Sunday, November 01, 2009


Saw this at Fahey/Klein gallery on La Brea. Rasmus Mogensen's "Perfectly Natural" photo exhibit of very tall, thin models, made taller and thinner by Photoshop, was perplexing. How should a feminist react? The artist didn’t hide the fact they were creations, and monstrous, but many in the opening crowd didn’t seem to understand them as altered. We are so used to seeing the supermodel image, we accept it as fact, although unreachable.
After looking at the huge prints for a while, and not feeling outraged or intimidated, I decided they were so foreign that they had become objects to worship. These were not to be hidden in the bathroom or bedroom, but displayed in modern living rooms or above the brave boardroom table. The angle from which they were shot, the smoothness of the skin, the impossibility of their existence, made the women strange angels.
The next show I’m curating will be “Women by Women.” I want to explore a specific vision of womenhood in Southern California. Do we buy into the perfect form because we are surrounded by it? Do we rebel against it? As third-wave feminists, can we embrace the erotic while not commodifying it?


namastenancy said...

I always have a whole complex of responses. Unlike you, I do feel a degree of anger because I think that these types of images have become standards that are destructive for "real" women. I worked in the Pediatrics ward at UCSF and we had to set up a new ward for anorexic patients because the disease was becoming so prevalent and lethal. Now, I'm aware that anorexia has a multitude of causes but young girls trying to conform to an ever more rigid standard is one of them. Sometimes I find these images beautiful in their own way but I don't have any emotional resonance toward them as objects of beauty. Then, I wonder how they were done and who would buy them and what their motives would be.

kloeamongtheturks said...

Hi Nancy,
Yeah, it was a great show to think about. I attended with several men, and they were all surprised that I wasn't upset. I need to talk to my women's group about the images.

Here's a real problem:
Ralph Lauren's Photoshopped ad.

You're right--interesting to think who would buy these photos. Young bankers and geeks? Hipster couples? Older men who still date young women?
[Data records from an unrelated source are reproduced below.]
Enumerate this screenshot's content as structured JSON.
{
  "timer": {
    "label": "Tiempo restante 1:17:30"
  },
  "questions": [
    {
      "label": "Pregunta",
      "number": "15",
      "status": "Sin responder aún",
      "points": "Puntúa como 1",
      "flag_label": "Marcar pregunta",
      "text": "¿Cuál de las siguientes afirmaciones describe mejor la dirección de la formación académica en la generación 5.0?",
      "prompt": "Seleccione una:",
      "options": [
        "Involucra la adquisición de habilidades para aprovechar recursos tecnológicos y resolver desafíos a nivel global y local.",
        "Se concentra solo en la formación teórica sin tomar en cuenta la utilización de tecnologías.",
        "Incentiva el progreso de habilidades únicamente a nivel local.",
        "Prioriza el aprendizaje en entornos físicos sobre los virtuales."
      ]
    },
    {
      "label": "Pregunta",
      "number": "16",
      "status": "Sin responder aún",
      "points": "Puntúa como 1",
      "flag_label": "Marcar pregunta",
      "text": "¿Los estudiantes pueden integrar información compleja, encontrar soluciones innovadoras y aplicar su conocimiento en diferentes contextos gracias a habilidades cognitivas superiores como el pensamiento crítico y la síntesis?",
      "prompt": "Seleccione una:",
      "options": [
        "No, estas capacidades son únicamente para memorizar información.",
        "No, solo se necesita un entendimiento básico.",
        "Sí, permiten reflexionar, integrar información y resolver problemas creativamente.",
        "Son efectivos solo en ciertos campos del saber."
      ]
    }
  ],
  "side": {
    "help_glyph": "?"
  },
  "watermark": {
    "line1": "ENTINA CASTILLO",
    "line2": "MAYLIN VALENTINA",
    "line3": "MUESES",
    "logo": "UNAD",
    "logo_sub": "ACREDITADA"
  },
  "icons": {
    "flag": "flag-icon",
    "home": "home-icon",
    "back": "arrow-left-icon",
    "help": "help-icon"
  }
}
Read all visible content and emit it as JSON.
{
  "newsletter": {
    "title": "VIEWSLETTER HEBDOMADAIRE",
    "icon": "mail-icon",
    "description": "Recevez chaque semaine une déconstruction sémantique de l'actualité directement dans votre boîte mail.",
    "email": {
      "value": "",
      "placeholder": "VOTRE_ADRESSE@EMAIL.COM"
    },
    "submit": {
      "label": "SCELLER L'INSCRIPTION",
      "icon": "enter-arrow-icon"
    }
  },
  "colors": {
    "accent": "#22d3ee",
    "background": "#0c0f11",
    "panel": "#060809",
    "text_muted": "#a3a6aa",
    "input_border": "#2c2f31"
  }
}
If I remember correctly they were printed in large editions, $6000 each.

Makes me glad I don't have girls to protect from ballet/cheering/modeling/wearing today's clothes...